The Sooners ranked just fifth in the Big 12 last year with 4.5 yards per rushing attempt.
That placed them 37th in the nation in that category.
They finished just 50th in the country, sixth in the conference, with their 162.9 rushing yards per game.
That's why it's such a major focal point.
And returning running backs Brennan Clay and Roy Finch, along with Danzel Williams--Jermie Calhoun, Jonathon Miller and lastly Brandon Williams all elected to go elsewhere--are out to change that, starting with their leadership this spring.
"Obviously Roy and Brennan are both guys that have been around here for two years," said running backs coach Cale Gundy. "You know, to my I kinda consider that after you've been here for two years, you get over the hump. You need to be accountable. You know, if you've seen them in person, they look really, really good. They've put on some good weight. You know, they know everything that's going on.
Dominique Whaley, who led the team with 627 rushing yards and nine scores and finally received his scholarship recently after a brilliant season before breaking his ankle, also returns although he is not practicing with the team because he's still recovering from that injury.
So, their attempt at improved efficiency in the run game will be aided by some veteran experience.
But for now, it's these guys carrying out the task of bettering their production on the ground.
A task Clay is excited about.
"Oh, of course, just to lead the youngsters, man," said Clay, who managed 274 yards and a touchdown in 2011. "I'm an upperclassman now. It's gone by so fast, and I still can't believe it. But I'm excited to ball out this year. You know, I still have two more years left and I'm gonna make this year count."
Improvement and better numbers amongst the group will take better vision in the backfield, more consistency in making the right cuts and improvising when the running lanes aren't there.
But it will also take better work from the big boys up front in some spots.
"It's just finding creases, making better creases, you know, finishing blocks, getting points better," said centers/guards coach James Patton. "You know, all these technical things up front we can control. We gotta control them to do a better job, backs will keep running, breaking tackles, pressing things.
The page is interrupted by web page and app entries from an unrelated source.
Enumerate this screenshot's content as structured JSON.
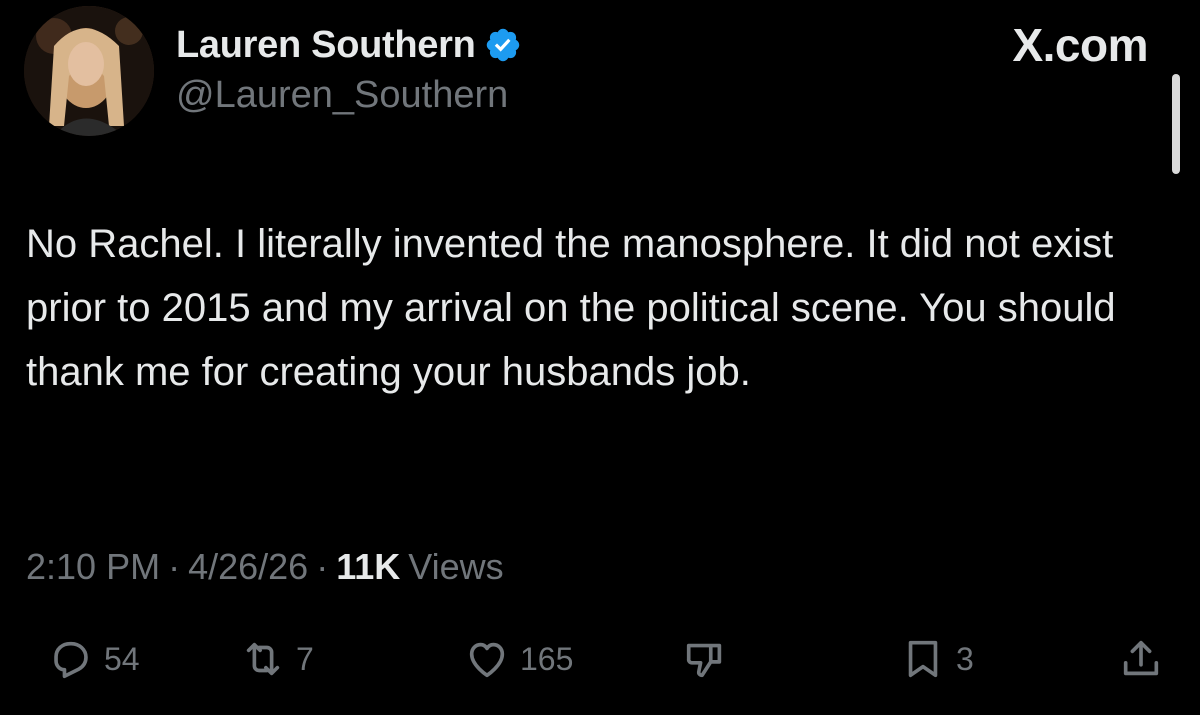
{
  "header": {
    "author_name": "Lauren Southern",
    "author_handle": "@Lauren_Southern",
    "site_label": "X.com",
    "verified_icon": "verified-badge-icon",
    "accent_color": "#1d9bf0"
  },
  "tweet": {
    "text": "No Rachel. I literally invented the manosphere. It did not exist prior to 2015 and my arrival on the political scene. You should thank me for creating your husbands job."
  },
  "meta": {
    "time": "2:10 PM",
    "separator": "·",
    "date": "4/26/26",
    "views_count": "11K",
    "views_label": "Views"
  },
  "actions": {
    "reply": {
      "icon": "reply-icon",
      "count": "54"
    },
    "repost": {
      "icon": "repost-icon",
      "count": "7"
    },
    "like": {
      "icon": "heart-icon",
      "count": "165"
    },
    "dislike": {
      "icon": "thumbs-down-icon"
    },
    "bookmark": {
      "icon": "bookmark-icon",
      "count": "3"
    },
    "share": {
      "icon": "share-icon"
    }
  },
  "colors": {
    "background": "#000000",
    "primary_text": "#e7e9ea",
    "secondary_text": "#71767b"
  }
}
And so without getting into a whole lot of detail, that's the most fundamental thing, just getting better fundamentally and targeting people better and blocking."
Experience on the line, as well as in the backfield, will be a big key.
The entire offensive line, minus left tackle Donald Stephenson, returns.
The potential on the offensive line, then, is there to make it happen.
Something else that might benefit the running game next year is a stronger utilization of fullback Trey Millard.
If spring ball is any indication so far, he'll be getting more carries.
"I mean, if that's what the package calls for then yeah [I'm excited]," Millard said. "It's gonna go obviously game plan wise for who we're playing and what looks we want and things like that, but yeah, if that's what it calls for, then I'll go. I don't mind carrying it."
Quarterback Landry Jones verified it's likely Millard getting more touches will be the case.
"Oh, we'll see how it turns out, how we're going to using him as far as just like giving him the ball out of the backfield and just kinda moving him around to different places," Jones said. "But he's going to be a bigger part of our offense for sure, I think. He should be, but he's doing a great job for us obviously, a tough kid, gonna play real hard for you. He's doing a good job."
Fans will welcome that enhancement to the offensive package, considering he's shown promise at times throughout his first two seasons, including rushing for 169 yards and a pair of touchdowns last year.
And they'll welcome any kind of improvement in building upon 2,118 rushing yards last year.
"It could be better even," Patton said. "We still got a long way to go on that. You look at the top teams in the league rushing for over five yards a carry, that's pretty good. So, that's where we got to get to."
It's certainly a focus of emphasis.